Exercise objective:
Search the entries for the word "colors". Copy every line that holds it.

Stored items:
((
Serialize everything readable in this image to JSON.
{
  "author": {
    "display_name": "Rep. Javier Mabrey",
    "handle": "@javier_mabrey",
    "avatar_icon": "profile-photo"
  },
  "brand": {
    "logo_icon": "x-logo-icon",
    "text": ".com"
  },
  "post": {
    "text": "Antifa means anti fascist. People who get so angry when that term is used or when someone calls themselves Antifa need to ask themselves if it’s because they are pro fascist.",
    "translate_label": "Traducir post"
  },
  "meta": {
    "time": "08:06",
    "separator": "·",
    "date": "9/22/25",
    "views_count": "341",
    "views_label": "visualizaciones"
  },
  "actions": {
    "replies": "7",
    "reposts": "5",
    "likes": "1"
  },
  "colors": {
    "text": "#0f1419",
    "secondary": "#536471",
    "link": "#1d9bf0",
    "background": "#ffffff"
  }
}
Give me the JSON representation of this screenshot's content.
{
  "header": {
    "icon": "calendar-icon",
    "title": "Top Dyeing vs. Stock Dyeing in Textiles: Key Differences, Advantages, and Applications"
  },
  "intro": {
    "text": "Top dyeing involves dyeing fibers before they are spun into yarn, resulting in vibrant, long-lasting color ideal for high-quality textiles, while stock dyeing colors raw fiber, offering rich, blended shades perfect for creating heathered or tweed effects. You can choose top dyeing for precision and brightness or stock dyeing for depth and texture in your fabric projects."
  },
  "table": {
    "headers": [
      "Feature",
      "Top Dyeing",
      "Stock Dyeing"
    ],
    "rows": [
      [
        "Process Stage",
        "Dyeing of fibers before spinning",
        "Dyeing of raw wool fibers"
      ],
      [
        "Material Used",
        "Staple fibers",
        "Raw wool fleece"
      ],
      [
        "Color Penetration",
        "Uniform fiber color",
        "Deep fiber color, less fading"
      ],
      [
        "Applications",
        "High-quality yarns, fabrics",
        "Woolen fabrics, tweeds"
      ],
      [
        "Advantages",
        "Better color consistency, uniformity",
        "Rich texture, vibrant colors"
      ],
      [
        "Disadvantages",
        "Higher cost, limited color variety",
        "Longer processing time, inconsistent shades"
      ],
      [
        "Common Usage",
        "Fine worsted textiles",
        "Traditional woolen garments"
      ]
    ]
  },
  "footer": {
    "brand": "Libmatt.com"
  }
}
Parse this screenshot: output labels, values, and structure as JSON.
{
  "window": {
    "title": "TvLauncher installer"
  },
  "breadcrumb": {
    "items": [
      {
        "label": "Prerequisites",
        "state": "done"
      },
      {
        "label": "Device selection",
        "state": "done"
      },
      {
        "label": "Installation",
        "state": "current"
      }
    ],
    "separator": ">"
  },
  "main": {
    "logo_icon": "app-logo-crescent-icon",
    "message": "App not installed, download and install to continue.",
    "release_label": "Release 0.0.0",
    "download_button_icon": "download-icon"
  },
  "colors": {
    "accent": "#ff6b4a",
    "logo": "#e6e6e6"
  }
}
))
Response for this exercise:
  "colors": {
    "text": "Top dyeing involves dyeing fibers before they are spun into yarn, resulting in vibrant, long-lasting color ideal for high-quality textiles, while stock dyeing colors raw fiber, offering rich, blended shades perfect for creating heathered or tweed effects. You can choose top dyeing for precision and brightness or stock dyeing for depth and texture in your fabric projects."
        "Rich texture, vibrant colors"
  "colors": {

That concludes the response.